"Our data for the first time show that these two microRNAs are highly expressed in breast cancer patients, and we were able suppress the expression of microRNAs using a novel antisense compound that led to inhibition of growth in a mouse model," notes Dr. Alahari. "This study will be helpful in developing novel breast cancer therapeutic drugs that target mciroRNAs in ."

Excluding skin cancer, breast cancer is the most common type of cancer among women in the United States. The American Cancer Society estimates 232,340 new cases of invasive breast cancer among American women this year, and 2,240 among men in the US, with 39,620 deaths in women and 410 deaths in men.

Risk factors include aging, weight gain, combined hormone therapy, physical inactivity, and alcohol consumption. A family history increases risk, as does never having had children or having a first child after age 30. Mammography can often detect at an early stage when treatment options are greatest and a cure is possible.

add to favorites email to friend print save as pdf

Related Stories

New protein may suppress breast cancer growth

Sep 14, 2011

Research led by Dr. Suresh Alahari, the Fred Brazda Professor of Biochemistry and Molecular Biology at LSU Health Sciences Center New Orleans and its Stanley S. Scott Cancer Center, has found that a protein discovered by ...

Herceptin targets breast cancer stem cells

Jul 09, 2008

A gene that is overexpressed in 20 percent of breast cancers increases the number of cancer stem cells, the cells that fuel a tumor's growth and spread, according to a new study from the University of Michigan Comprehensive ...

Enhancing the effectiveness of a breast cancer treatment

Feb 13, 2012

Breast cancers expressing the protein HER2 have a particularly poor prognosis. Treatment with trastuzumab (Herceptin) benefits some patients with HER2-positive breast cancer, but it is not as effective as had been hoped. ...

Recommended for you

The fine line between breast cancer and normal tissues

1 hour ago

Up to 40 percent of patients undergoing breast cancer surgery require additional operations because surgeons may fail to remove all the cancerous tissue in the initial operation. However, researchers at Brigham ...

Pancreatic cancer risk not higher with diabetes Rx DPP-4i

2 hours ago

(HealthDay)—There is no increased short-term pancreatic cancer risk with dipeptidyl-peptidase-4 inhibitors (DPP-4i) compared to sulfonylureas (SU) and thiazolidinediones (TZD) for glycemic control, according ...

Good bowel cleansing is key for high-quality colonoscopy

5 hours ago
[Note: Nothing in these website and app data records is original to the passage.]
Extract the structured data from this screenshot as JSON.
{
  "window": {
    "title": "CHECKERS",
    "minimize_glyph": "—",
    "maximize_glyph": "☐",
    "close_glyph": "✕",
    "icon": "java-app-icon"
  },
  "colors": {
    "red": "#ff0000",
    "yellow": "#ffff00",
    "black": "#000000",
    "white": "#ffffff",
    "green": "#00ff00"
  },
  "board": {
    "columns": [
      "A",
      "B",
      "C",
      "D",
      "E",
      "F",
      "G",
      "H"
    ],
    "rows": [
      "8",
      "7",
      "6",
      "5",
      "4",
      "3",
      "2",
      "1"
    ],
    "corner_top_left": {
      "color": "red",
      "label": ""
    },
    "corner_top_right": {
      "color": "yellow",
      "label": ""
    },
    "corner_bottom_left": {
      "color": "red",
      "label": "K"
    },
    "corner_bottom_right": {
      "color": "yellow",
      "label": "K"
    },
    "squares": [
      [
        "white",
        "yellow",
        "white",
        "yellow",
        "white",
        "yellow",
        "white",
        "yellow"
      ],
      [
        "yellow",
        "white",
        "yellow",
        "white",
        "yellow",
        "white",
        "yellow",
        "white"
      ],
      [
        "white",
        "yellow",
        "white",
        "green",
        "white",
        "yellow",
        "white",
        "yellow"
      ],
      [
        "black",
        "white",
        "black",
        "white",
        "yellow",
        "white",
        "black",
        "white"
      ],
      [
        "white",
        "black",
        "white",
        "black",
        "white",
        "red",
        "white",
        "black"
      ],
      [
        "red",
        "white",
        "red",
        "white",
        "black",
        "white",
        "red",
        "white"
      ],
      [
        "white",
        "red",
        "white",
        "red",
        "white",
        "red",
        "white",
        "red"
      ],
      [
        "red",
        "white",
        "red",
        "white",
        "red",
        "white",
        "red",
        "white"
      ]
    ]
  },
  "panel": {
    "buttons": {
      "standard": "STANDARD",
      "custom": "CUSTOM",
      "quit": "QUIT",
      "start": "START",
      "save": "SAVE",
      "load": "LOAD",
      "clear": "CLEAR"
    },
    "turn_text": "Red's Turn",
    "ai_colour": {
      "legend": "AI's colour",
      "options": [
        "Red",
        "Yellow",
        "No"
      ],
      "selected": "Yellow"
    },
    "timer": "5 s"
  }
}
The success of a colonoscopy is closely linked to good bowel preparation, with poor bowel prep often resulting in missed precancerous lesions, according to new consensus guidelines released by the U.S. Multi-Society Task ...

New rules for anticancer vaccines

6 hours ago

Scientists have found a way to find the proverbial needle in the cancer antigen haystack, according to a report published in The Journal of Experimental Medicine.

User comments